Generally speaking, there are two phases to most cases: 1) the settlement phase, and 2) the litigation phase.
The litigation phase of a case can be divided into three distinct stages: 1) the complaint and answer stage, 2) the discovery stage, and 3) the trial stage.
This is the first of a series of articles that pertain to the stages of litigation in Nevada district courts cases.
This article will discuss in broad terms the compaint and answer stage and future articles will deal with the discovery and trial stage.
Complaint and Answer Stage
Litigation starts when a complaint is filed. A complaint contains factual allegations against the other side and sets forth legal claims and a “prayer” for relief. Claims are made up of elements and a party must prove each and every element of a claim to prevail on that claim.
Different types of damages are available upon the proof of different claims. Exact damage amounts are not alleged in district court complaints; rather, general allegations usually allege an approximate damage amount.
Similarly, facts set forth in complaints do not need to be exhaustive. Nevada is a notice pleading jurisdiction, which means, basically, that complaints only need to contain enough information to give the other side notice of a party’s claims.

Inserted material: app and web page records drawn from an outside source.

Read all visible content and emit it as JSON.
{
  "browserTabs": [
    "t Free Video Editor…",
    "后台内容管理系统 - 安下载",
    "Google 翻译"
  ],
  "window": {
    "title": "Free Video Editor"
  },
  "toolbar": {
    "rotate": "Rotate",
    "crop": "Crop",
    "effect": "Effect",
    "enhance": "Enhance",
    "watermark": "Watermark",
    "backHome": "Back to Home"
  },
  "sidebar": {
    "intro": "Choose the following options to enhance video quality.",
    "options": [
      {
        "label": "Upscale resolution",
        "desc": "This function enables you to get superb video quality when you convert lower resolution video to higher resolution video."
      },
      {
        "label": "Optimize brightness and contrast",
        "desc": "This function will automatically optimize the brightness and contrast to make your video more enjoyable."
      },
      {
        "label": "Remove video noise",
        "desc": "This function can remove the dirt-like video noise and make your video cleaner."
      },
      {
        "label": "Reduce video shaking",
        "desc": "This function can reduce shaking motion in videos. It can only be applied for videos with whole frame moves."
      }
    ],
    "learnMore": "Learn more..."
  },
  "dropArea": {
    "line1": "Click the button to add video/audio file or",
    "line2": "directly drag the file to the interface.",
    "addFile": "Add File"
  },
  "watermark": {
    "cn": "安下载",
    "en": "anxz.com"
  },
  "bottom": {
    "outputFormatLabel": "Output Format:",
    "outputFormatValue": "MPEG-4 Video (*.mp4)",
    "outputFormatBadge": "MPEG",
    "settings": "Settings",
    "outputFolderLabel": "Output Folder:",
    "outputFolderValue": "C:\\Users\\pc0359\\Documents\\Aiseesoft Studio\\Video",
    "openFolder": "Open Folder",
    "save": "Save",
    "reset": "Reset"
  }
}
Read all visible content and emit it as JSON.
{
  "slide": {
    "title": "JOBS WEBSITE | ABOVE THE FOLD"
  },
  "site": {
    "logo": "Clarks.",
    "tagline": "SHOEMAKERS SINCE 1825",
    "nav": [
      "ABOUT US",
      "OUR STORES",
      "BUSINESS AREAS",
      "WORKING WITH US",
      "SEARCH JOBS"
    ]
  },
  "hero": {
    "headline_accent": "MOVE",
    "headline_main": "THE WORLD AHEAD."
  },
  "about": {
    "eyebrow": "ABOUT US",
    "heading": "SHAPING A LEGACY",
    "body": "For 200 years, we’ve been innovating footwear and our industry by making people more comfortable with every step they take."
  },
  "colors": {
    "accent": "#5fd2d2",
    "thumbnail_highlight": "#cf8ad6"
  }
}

Most defendants have 20 days to answer a complaint. An answer sets forth defenses (such as failure to adhere to the statute of limitations or failure to set forth the necessary elements of a claim) and may set forth counterclaims or claims against third parties.
In many parts of Nevada, complaints that reflect that the value of a case is under $40,000.00 must proceed through arbitration before a party is entitled to a bench or jury trial.
Steve is the Managing Shareholder of Steven J. Klearman & Associates, a civil litigation law firm located in Reno, Nevada. He practices primarily in the areas of civil litigation and injury law, and has authored one of the definitive guides to Nevada civil law that is widely used by Nevada judges and attorneys, his book entitled Elements of Nevada Legal Theories.